What a busy life she leads! She calls to alert me of any police or ambulance activity on our street and to warn me of approaching salesmen. On the rare occasion that something obstructs her view, she calls me to get the scoop on the action happening at my end of the road. She watches children walking up and down the sidewalk and calls to let me know when mine are coming home.

One night last summer around 10:00 pm she called and asked me to turn my porch light back on. I was already in bed, so I asked why. She told me it was because our streetlight had burned out and the street was just too dark—she couldn’t see what was going on and it was driving her crazy. Driving HER crazy? Grudgingly, I indulged her. The next day she called the city and somehow managed to get the thing fixed within a few weeks, despite the fact that those city workers were backed up for months with lamppost fixing requests.

A few weeks ago she called me to let me know she was going camping for a week. She was entrusting me with the charge of neighborhood watch. Me? What a burden. I didn’t know if I was up to the task, but I told her I would do my best. The first day I did all right and checked the street a few times. Nothing much seemed to be happening. Then suddenly I realized it was four days later and I had no inkling the whereabouts or activities of any of my neighbors. I had no idea if anyone had had any disputes in their front yards, if any of the teenagers had any questionable guests at their houses, or if anyone had forgotten to pull in their garbage cans. Had George been on his bike ride? I couldn’t tell you. Had the mailman been sick or had a birthday? No clue. I had failed in my calling. What would I tell her when she got back? I would have nothing to report.
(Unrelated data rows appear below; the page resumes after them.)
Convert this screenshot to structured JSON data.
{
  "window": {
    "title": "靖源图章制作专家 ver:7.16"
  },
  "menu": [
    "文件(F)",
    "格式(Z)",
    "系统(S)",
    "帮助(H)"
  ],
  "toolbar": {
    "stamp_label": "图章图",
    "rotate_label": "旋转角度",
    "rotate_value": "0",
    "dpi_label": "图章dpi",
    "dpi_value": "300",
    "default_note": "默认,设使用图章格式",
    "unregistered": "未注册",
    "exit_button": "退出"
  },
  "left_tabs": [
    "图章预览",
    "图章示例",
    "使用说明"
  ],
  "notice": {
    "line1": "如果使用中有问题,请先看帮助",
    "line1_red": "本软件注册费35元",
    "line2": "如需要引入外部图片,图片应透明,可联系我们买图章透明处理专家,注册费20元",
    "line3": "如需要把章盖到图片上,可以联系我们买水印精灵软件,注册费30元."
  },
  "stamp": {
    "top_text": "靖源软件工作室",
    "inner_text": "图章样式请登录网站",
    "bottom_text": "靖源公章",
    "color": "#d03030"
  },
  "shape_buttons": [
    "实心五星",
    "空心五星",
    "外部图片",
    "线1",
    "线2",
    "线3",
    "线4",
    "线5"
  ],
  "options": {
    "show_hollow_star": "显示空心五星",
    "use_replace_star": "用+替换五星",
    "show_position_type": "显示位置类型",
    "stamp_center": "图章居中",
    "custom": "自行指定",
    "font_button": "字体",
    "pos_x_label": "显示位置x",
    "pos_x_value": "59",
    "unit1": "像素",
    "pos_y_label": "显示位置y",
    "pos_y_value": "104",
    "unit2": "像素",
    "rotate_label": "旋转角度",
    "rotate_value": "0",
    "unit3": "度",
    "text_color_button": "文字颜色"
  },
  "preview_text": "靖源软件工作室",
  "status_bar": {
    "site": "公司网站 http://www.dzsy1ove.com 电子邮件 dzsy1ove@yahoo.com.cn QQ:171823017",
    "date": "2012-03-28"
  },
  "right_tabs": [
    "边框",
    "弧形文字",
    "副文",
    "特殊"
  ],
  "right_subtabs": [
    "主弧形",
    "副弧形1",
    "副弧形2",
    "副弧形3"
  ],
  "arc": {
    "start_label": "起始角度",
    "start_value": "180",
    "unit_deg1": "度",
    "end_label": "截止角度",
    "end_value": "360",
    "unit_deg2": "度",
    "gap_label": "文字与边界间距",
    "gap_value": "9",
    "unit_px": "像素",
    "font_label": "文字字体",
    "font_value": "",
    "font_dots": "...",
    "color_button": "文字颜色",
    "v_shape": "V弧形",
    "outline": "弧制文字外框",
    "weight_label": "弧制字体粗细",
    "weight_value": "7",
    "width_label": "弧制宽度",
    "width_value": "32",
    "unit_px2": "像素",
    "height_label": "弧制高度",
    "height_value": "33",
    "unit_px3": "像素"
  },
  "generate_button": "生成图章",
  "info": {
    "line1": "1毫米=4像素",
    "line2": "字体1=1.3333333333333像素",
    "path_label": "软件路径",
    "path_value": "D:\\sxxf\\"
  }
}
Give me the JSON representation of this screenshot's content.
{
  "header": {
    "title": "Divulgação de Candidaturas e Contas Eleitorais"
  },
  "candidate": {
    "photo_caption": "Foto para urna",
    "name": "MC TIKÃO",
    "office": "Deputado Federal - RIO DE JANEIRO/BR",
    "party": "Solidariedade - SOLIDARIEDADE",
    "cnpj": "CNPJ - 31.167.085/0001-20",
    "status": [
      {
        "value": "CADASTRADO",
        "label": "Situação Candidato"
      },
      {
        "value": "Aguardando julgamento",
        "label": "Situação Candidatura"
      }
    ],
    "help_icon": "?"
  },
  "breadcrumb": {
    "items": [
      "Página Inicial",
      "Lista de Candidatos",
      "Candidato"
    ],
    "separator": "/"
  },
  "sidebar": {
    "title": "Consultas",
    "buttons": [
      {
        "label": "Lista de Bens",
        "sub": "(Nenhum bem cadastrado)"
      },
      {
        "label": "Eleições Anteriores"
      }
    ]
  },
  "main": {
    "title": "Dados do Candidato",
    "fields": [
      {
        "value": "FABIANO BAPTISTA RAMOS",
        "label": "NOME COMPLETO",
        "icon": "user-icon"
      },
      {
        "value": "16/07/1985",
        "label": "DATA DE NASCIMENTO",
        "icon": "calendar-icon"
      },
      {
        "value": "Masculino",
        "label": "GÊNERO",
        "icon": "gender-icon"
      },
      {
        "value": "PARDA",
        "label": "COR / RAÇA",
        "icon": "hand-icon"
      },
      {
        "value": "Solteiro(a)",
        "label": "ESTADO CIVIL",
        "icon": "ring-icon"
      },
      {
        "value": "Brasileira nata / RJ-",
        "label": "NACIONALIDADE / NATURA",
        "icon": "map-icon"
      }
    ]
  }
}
Fortunately when she got back she didn’t come ask for a report. She must have had her plate full getting back into the regular watch routine. I didn’t mention the fact that I had been negligent in my duty. All I know is that I’m grateful I don’t have the burden of neighborhood watch. I’m definitely not that busy a body!

Sunday, September 04, 2005

A Tribute to Sewer Guys

Food, water, shelter….and a place to poop. That last is all too often left off the list of basic human needs. Pooping is very important to all of us. If you aren’t sure of this fact, just browse around in this blogging community. Julie’s pen, my tree house, Chris and Lisa’s unfortunate neighbors on the east bench, and Wendysue’s Whitney all testify to it, to name a few. And what really drive this point home are the horrible pictures we’ve seen on the news of our friends in the South. So let’s not take for granted our places to poop. Here’s looking at you, Sewer Guys! May your pipes remain unobstructed and may it always run downhill.